- Requirement: Line by line, write out the material exactly.
-- Opening Marker --
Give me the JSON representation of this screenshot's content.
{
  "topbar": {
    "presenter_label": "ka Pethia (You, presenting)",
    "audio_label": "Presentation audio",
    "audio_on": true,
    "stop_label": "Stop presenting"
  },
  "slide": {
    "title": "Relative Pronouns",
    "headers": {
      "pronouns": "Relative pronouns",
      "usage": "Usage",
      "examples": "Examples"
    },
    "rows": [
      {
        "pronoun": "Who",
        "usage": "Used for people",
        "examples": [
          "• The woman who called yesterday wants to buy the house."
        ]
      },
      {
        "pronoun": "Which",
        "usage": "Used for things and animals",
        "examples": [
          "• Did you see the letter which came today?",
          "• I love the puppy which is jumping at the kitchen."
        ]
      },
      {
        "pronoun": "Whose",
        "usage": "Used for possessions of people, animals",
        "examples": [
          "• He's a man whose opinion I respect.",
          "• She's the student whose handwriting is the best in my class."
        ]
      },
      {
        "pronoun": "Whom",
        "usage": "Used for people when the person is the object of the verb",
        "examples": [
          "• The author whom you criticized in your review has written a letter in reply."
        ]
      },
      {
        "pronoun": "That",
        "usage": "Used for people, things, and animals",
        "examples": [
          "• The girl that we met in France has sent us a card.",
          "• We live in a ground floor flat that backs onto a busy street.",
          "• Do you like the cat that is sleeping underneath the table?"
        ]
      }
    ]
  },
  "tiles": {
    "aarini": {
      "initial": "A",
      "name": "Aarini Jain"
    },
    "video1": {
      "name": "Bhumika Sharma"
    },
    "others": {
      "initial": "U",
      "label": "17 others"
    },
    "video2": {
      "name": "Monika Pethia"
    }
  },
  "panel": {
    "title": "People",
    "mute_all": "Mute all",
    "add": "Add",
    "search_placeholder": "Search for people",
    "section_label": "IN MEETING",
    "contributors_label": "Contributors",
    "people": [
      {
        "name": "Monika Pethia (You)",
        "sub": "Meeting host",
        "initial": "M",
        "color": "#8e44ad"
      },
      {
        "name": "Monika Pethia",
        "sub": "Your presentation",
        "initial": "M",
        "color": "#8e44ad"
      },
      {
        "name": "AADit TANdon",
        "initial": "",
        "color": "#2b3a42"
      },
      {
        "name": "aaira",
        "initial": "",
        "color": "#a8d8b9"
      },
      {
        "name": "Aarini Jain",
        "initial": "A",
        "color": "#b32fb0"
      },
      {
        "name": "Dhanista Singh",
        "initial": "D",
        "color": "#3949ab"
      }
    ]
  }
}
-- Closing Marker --
- Reply to the exercise:
Give me the JSON representation of this screenshot's content.
{
  "topbar": {
    "presenter_label": "ka Pethia (You, presenting)",
    "audio_label": "Presentation audio",
    "audio_on": true,
    "stop_label": "Stop presenting"
  },
  "slide": {
    "title": "Relative Pronouns",
    "headers": {
      "pronouns": "Relative pronouns",
      "usage": "Usage",
      "examples": "Examples"
    },
    "rows": [
      {
        "pronoun": "Who",
        "usage": "Used for people",
        "examples": [
          "• The woman who called yesterday wants to buy the house."
        ]
      },
      {
        "pronoun": "Which",
        "usage": "Used for things and animals",
        "examples": [
          "• Did you see the letter which came today?",
          "• I love the puppy which is jumping at the kitchen."
        ]
      },
      {
        "pronoun": "Whose",
        "usage": "Used for possessions of people, animals",
        "examples": [
          "• He's a man whose opinion I respect.",
          "• She's the student whose handwriting is the best in my class."
        ]
      },
      {
        "pronoun": "Whom",
        "usage": "Used for people when the person is the object of the verb",
        "examples": [
          "• The author whom you criticized in your review has written a letter in reply."
        ]
      },
      {
        "pronoun": "That",
        "usage": "Used for people, things, and animals",
        "examples": [
          "• The girl that we met in France has sent us a card.",
          "• We live in a ground floor flat that backs onto a busy street.",
          "• Do you like the cat that is sleeping underneath the table?"
        ]
      }
    ]
  },
  "tiles": {
    "aarini": {
      "initial": "A",
      "name": "Aarini Jain"
    },
    "video1": {
      "name": "Bhumika Sharma"
    },
    "others": {
      "initial": "U",
      "label": "17 others"
    },
    "video2": {
      "name": "Monika Pethia"
    }
  },
  "panel": {
    "title": "People",
    "mute_all": "Mute all",
    "add": "Add",
    "search_placeholder": "Search for people",
    "section_label": "IN MEETING",
    "contributors_label": "Contributors",
    "people": [
      {
        "name": "Monika Pethia (You)",
        "sub": "Meeting host",
        "initial": "M",
        "color": "#8e44ad"
      },
      {
        "name": "Monika Pethia",
        "sub": "Your presentation",
        "initial": "M",
        "color": "#8e44ad"
      },
      {
        "name": "AADit TANdon",
        "initial": "",
        "color": "#2b3a42"
      },
      {
        "name": "aaira",
        "initial": "",
        "color": "#a8d8b9"
      },
      {
        "name": "Aarini Jain",
        "initial": "A",
        "color": "#b32fb0"
      },
      {
        "name": "Dhanista Singh",
        "initial": "D",
        "color": "#3949ab"
      }
    ]
  }
}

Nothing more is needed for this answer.